(PROBLEM TO SOLVE): If a line of the data below holds the string "icon", copy it.

Items from an interface collection:

◇ ◇ ◇

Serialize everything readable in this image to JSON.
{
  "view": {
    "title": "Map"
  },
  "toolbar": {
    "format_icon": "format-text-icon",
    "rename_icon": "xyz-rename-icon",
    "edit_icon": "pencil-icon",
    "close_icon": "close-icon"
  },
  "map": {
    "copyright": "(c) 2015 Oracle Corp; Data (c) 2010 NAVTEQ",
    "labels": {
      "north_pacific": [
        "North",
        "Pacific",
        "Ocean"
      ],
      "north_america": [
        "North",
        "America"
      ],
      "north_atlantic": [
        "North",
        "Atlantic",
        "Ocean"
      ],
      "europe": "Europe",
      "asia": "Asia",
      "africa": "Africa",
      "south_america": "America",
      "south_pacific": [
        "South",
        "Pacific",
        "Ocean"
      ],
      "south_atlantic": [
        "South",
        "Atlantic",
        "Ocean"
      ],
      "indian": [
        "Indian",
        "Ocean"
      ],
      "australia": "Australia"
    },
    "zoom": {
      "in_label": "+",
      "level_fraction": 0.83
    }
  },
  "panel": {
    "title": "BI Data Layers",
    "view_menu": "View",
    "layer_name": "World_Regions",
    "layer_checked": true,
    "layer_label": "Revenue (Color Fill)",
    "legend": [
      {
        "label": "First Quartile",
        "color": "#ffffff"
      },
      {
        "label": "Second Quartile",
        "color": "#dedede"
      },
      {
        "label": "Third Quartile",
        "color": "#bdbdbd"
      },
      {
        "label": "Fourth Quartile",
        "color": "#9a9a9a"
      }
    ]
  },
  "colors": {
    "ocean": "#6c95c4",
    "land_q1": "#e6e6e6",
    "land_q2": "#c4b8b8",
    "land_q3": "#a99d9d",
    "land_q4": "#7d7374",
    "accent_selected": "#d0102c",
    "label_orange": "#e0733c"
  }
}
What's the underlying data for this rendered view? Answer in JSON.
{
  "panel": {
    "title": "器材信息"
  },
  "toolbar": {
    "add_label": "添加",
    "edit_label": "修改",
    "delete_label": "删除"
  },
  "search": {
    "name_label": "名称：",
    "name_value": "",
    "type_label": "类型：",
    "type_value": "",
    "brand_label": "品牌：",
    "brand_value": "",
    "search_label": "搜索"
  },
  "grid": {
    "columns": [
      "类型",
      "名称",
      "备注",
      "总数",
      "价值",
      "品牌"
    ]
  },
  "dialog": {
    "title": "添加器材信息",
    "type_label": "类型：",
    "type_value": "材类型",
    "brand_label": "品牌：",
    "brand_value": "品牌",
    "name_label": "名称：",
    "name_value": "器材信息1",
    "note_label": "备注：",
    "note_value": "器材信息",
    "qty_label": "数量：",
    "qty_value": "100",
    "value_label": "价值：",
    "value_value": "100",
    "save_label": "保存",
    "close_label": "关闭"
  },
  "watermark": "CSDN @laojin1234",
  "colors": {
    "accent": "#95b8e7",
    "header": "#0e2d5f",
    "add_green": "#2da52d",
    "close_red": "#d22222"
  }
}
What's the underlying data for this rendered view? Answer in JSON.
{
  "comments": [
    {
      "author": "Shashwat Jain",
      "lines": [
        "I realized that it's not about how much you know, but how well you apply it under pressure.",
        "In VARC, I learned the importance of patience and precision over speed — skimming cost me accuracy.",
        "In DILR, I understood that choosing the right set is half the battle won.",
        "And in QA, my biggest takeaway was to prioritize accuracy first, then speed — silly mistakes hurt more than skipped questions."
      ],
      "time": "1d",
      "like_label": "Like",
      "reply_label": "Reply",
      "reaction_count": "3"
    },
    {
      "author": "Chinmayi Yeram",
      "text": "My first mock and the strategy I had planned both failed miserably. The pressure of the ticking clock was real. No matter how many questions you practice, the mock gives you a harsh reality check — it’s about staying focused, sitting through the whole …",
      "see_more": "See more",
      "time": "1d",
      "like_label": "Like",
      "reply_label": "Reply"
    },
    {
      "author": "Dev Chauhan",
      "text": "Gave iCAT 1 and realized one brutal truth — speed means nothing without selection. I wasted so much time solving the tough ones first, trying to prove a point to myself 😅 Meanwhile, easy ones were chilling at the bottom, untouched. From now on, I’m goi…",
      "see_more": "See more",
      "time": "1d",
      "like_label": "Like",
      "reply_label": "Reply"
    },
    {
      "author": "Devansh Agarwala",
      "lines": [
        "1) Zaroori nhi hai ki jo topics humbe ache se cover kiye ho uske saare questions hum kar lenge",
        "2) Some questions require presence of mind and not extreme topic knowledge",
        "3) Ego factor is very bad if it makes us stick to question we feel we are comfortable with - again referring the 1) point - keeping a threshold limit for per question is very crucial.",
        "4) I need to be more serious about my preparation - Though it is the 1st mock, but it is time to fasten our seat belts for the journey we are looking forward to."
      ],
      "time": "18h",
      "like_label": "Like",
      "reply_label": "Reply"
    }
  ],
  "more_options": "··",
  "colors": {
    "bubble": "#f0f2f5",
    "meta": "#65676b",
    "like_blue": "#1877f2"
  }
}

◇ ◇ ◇

(YOUR RESPONSE):
    "format_icon": "format-text-icon",
    "rename_icon": "xyz-rename-icon",
    "edit_icon": "pencil-icon",
    "close_icon": "close-icon"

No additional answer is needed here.